The index highlighted fundamental issues for all 34 countries, such as a rapid ageing population and a low growth / low interest environment putting pressure on expected returns. It also highlighted the increasing popularity around the world of defined contribution schemes.

“Average life expectancy has been increasing by about three years every 10 years. Someone born in 1947 is expected to live until 85 whereas someone born in 2007 is expected to live to 103,” Mr Abukhater told the Mena Pensions Conference.

“Are our systems equipped to handle these kind of life expectancies in the future?
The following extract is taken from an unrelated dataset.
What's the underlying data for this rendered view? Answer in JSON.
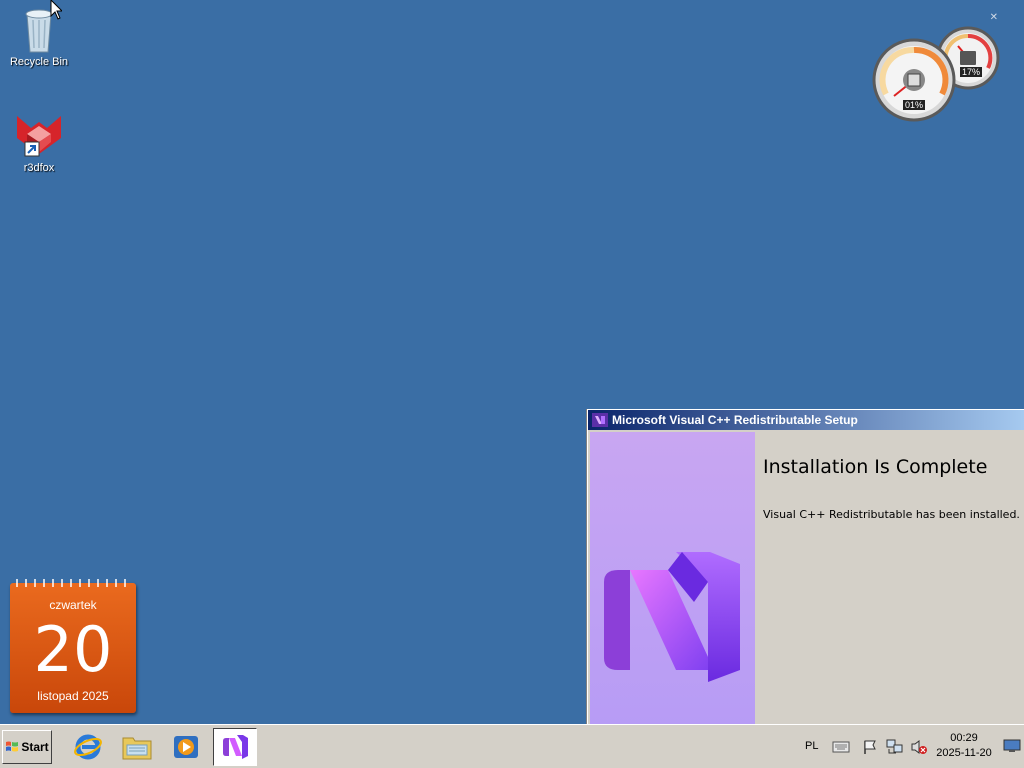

If so many people retire at 60, they are going to be in retirement for 43 years – so we need to adapt our retirement age to our changing life expectancy.”

Saudi Arabia came in the middle of Mercer’s ranking with a score of 58.9. The report said the country's index could be raised by improving the minimum level of support for the poorest aged individuals and increasing the labour force participation rate at older ages as life expectancies rise.

Mr Abukhater said the challenges of an ageing population, increased life expectancy and some individuals relying solely on their government for financial support in their retirement years will put the system under strain.

“To relieve that pressure, governments need to consider whether it is time to switch to a defined contribution scheme so that individuals can supplement their own future with the help of government support,” he said.

UAE currency: the story behind the money in your pockets
UAE currency: the story behind the money in your pockets
UAE currency: the story behind the money in your pockets
UAE currency: the story behind the money in your pockets
UAE currency: the story behind the money in your pockets
UAE currency: the story behind the money in your pockets
UAE currency: the story behind the money in your pockets
UAE currency: the story behind the money in your pockets
UAE currency: the story behind the money in your pockets
UAE currency: the story behind the money in your pockets
UAE currency: the story behind the money in your pockets
UAE currency: the story behind the money in your pockets
UAE currency: the story behind the money in your pockets
UAE currency: the story behind the money in your pockets
UAE currency: the story behind the money in your pockets
UAE currency: the story behind the money in your pockets